*** RECORDS SHOWN Section Begins ***

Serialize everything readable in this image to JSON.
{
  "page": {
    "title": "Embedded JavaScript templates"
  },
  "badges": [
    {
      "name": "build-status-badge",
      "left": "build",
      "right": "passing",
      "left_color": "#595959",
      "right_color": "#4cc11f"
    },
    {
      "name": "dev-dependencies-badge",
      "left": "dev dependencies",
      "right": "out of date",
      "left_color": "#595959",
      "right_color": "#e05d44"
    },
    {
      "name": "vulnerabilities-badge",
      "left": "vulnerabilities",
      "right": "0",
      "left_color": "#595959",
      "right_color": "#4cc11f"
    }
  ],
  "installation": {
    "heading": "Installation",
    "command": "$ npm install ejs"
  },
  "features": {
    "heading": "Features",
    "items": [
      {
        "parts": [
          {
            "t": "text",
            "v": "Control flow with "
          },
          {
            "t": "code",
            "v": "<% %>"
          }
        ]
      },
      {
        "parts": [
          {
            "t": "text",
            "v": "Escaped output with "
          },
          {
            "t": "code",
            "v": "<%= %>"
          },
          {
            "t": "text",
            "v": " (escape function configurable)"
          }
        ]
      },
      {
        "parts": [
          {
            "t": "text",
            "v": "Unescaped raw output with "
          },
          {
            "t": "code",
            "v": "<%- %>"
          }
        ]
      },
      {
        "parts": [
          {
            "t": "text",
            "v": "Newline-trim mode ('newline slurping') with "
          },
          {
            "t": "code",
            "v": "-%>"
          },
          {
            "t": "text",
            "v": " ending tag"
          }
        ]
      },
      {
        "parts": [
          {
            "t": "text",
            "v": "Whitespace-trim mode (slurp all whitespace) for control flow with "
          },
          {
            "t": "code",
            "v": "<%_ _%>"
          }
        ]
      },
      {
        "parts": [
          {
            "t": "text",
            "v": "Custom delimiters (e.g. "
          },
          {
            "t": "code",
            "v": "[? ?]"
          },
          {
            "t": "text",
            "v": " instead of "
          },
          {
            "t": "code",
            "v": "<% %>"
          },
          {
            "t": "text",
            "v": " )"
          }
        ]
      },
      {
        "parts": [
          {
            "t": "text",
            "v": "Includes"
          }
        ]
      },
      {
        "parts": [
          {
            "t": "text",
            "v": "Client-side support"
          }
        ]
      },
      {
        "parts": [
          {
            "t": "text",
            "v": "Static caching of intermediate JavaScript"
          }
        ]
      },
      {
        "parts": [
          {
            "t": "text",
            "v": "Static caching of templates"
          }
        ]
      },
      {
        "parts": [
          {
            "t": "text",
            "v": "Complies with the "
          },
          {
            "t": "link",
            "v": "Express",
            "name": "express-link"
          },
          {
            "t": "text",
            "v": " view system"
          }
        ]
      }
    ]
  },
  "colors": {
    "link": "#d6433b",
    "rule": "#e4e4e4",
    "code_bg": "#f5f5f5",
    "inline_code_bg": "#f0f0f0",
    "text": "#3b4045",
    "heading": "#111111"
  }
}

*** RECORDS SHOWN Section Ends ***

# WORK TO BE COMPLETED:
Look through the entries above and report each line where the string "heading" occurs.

# ANSWER TO THIS PROBLEM:
    "heading": "Installation",
    "heading": "Features",
    "heading": "#111111"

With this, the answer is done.